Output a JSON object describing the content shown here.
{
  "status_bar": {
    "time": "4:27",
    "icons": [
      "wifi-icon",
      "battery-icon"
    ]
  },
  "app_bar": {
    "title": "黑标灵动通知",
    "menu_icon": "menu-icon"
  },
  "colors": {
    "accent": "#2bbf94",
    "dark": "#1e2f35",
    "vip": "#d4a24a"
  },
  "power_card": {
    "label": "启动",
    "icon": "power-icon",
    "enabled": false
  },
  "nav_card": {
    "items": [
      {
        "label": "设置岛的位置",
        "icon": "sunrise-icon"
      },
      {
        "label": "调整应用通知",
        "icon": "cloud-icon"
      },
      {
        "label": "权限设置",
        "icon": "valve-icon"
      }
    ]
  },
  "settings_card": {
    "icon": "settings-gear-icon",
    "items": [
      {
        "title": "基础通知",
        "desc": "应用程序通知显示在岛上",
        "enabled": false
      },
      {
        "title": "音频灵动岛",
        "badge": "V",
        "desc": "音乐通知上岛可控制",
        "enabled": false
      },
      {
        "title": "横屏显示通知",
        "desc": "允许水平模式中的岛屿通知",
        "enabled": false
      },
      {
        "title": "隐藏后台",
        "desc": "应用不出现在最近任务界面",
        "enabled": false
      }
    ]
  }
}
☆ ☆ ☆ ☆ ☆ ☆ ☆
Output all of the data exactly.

» **YOUR SOLUTION**
Output a JSON object describing the content shown here.
{
  "status_bar": {
    "time": "4:27",
    "icons": [
      "wifi-icon",
      "battery-icon"
    ]
  },
  "app_bar": {
    "title": "黑标灵动通知",
    "menu_icon": "menu-icon"
  },
  "colors": {
    "accent": "#2bbf94",
    "dark": "#1e2f35",
    "vip": "#d4a24a"
  },
  "power_card": {
    "label": "启动",
    "icon": "power-icon",
    "enabled": false
  },
  "nav_card": {
    "items": [
      {
        "label": "设置岛的位置",
        "icon": "sunrise-icon"
      },
      {
        "label": "调整应用通知",
        "icon": "cloud-icon"
      },
      {
        "label": "权限设置",
        "icon": "valve-icon"
      }
    ]
  },
  "settings_card": {
    "icon": "settings-gear-icon",
    "items": [
      {
        "title": "基础通知",
        "desc": "应用程序通知显示在岛上",
        "enabled": false
      },
      {
        "title": "音频灵动岛",
        "badge": "V",
        "desc": "音乐通知上岛可控制",
        "enabled": false
      },
      {
        "title": "横屏显示通知",
        "desc": "允许水平模式中的岛屿通知",
        "enabled": false
      },
      {
        "title": "隐藏后台",
        "desc": "应用不出现在最近任务界面",
        "enabled": false
      }
    ]
  }
}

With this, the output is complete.